In Toni Morrison’s novel, Beloved, does her style add value and complement the story?
Many readers find the experience of reading Beloved bewildering and confusing. Daniels refers to “Toni Morrison’s intense and challenging narrative,” (5) and refers to “the bewilderments of the novel’s beginning.” (5). Unsurprisingly, Daniels accounts for this confusion and bewilderment by reference to what he calls, “The shifting points of view and the multiple pasts of the narrative. “ (5) However, this essay will argue that Morrison’s’ style is an integral and vital part of the novel’s message and it is in the style and in the reader’s reaction to it that the real meanings of the novel emerge. Without Morrison’s style, Beloved would be a lesser novel and much less interesting and important than it is.
On a simple level, and most superficially the bewilderment that the reader feels acts as a stimulus to read on, because experienced readers know that an author deliberately withholds information to build up suspense and, therefore, in order to understand and make sense of this intriguing and confusing narrative we must read on. The bewilderment at the start – which will last for a long time in this novel – is a strategy to arouse the reader’s desire to make sense of this broken, fragmentary story.
Secondly, Morrison makes extensive use of flashbacks. This stresses how the characters in their present lives are haunted by the events of the past, the legacy of slavery, and Sethe’s act of murdering Beloved. Sethe herself is also haunted by the night of the escape or attempted escape from Sweet Home and her long uncertainty about exactly what happened on that night; something that Paul D vividly remembers, but would rather forget. So many of the characters cannot escape the past because they are haunted by guilt about their actions or genuine uncertainty over what happened.

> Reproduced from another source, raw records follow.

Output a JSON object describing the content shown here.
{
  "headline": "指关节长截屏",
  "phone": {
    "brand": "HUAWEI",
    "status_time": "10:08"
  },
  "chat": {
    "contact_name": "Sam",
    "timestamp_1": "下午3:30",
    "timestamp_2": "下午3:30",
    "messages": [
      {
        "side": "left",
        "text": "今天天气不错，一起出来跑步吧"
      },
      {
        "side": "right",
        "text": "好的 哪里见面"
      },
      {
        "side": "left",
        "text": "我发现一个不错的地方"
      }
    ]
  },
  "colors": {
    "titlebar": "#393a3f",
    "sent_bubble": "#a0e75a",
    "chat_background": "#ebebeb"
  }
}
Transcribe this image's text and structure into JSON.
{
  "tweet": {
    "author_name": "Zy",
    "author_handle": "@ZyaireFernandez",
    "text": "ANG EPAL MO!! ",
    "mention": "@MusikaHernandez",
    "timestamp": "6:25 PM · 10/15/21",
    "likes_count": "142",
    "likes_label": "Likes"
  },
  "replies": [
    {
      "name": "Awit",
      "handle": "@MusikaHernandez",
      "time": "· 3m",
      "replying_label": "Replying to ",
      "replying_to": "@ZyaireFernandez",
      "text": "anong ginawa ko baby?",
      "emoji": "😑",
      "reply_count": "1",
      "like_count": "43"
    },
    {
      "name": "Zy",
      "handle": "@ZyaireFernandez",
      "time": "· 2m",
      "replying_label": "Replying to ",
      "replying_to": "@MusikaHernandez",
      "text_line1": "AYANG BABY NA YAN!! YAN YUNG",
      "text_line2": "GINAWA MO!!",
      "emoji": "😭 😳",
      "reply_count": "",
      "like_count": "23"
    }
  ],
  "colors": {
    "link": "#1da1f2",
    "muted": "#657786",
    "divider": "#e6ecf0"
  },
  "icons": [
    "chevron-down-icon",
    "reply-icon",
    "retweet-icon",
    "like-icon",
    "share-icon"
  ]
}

And this is cleverly conveyed through Morrison’s use of flashbacks.
Thirdly, part of the novel’s theme is Sethe’s attempt to forgive herself about what she did to Beloved and to try to re-build her life and her sense of self and happiness. What Daniels calls “the shifting point of view and the multiple pasts of the narrative,” (5) are the fragments of memory and the broken pieces of Sethe’s life, from which she is attempting to “reformulate [her] identity” (32). In this sense the novel’s style is an essential part of Sethe’s story: it is an attempt to convey, through style alone, the fragmentary nature of her memories and personality; the difficulties the reader faces in making sense of the novel equate to Sethe’s ardours attempts to become a complete human being again.
The point of view in Beloved switches constantly and suddenky, sometimes from one sentence to the next. In the very first chapter we hear the voice of Sethe – “counting on the stillness of her soul, she had forgotten the other one”; to Baby Suggs (who confusingly is dead in 1873 when the novel begins) - "Baby Suggs didn’t even raise her head”; to Paul D, - “he looked at her closely y then”; and even includes Denver – “Again she wished for the bay ghost”. This has the effect of bewildering the reader but might also be seen as a way of conveying the different effects on different individuals of the effects of slavery. We also gain fuller impressions of each individual character. Furthermore, the variation in point of view allows the reader early to understand through Paul D, what happened at Sweet Home on the night of the failed escape – something that has haunted Sethe for years: what exactly happened was witnessed by Paul D..
Finally, it has been argued and Morrison has admitted in interviews (Corey, 33) that the novel’s style is, above all else, an attempt to deliberately discomfort the readers. Corey admits that “Multiple plot lines, shifting points of view, and complicated chronology all contribute to the haunting effect of this novel. (31) But the argument goes further: Corey writes about “Morrison’s stated desire that her novel create discomfort and unease in order to confront her readers with an unfamiliar reality.” (31) The unfamiliar reality of the experience of being a slave and subject to violent whims of white people who consider you non-human, in the way that Schoolmaster does, and who inflict terrible physical and psychological suffering on you. From this perspective, Morrison’s style is not just a superficial adornment to keep the readers guessing; rather it is a deliberate attempt to disturb and shock by its strangeness. As Corey concludes:
Beloved presents readers with the shocking otherness of the slave experience, with their complicity in this tragedy, and with the consequences of attempting to set aside or forget this aspect of our national history. (32)
Thus it can be seen that the style of beloved does not simply add value and complement the novel, it is an essential part of the novel’s meaning.
Corey, Susan. ‘’Towards the Limits of Mystery – The Grotesque in Toni Morrison’s Beloved.’ Pages 31 – 48. Reyes-Connor, Marc Cameron. The Aesthetics of Toni Morrison: Speaking the Unspeakable. 2000. Jackson, MS: University of Mississippi Press. Print.
Daniels, Steven V. ‘Putting “His Story Next to Hers”: Choice, Agency and the Structure of Beloved.’ Pages 5 – 24 in Bloom, Harold. Toni Morrison’s Beloved. 2009. New York: Infobase. Print.
Morrison, Toni. Beloved.1987. London: Chatto and Windus. Print.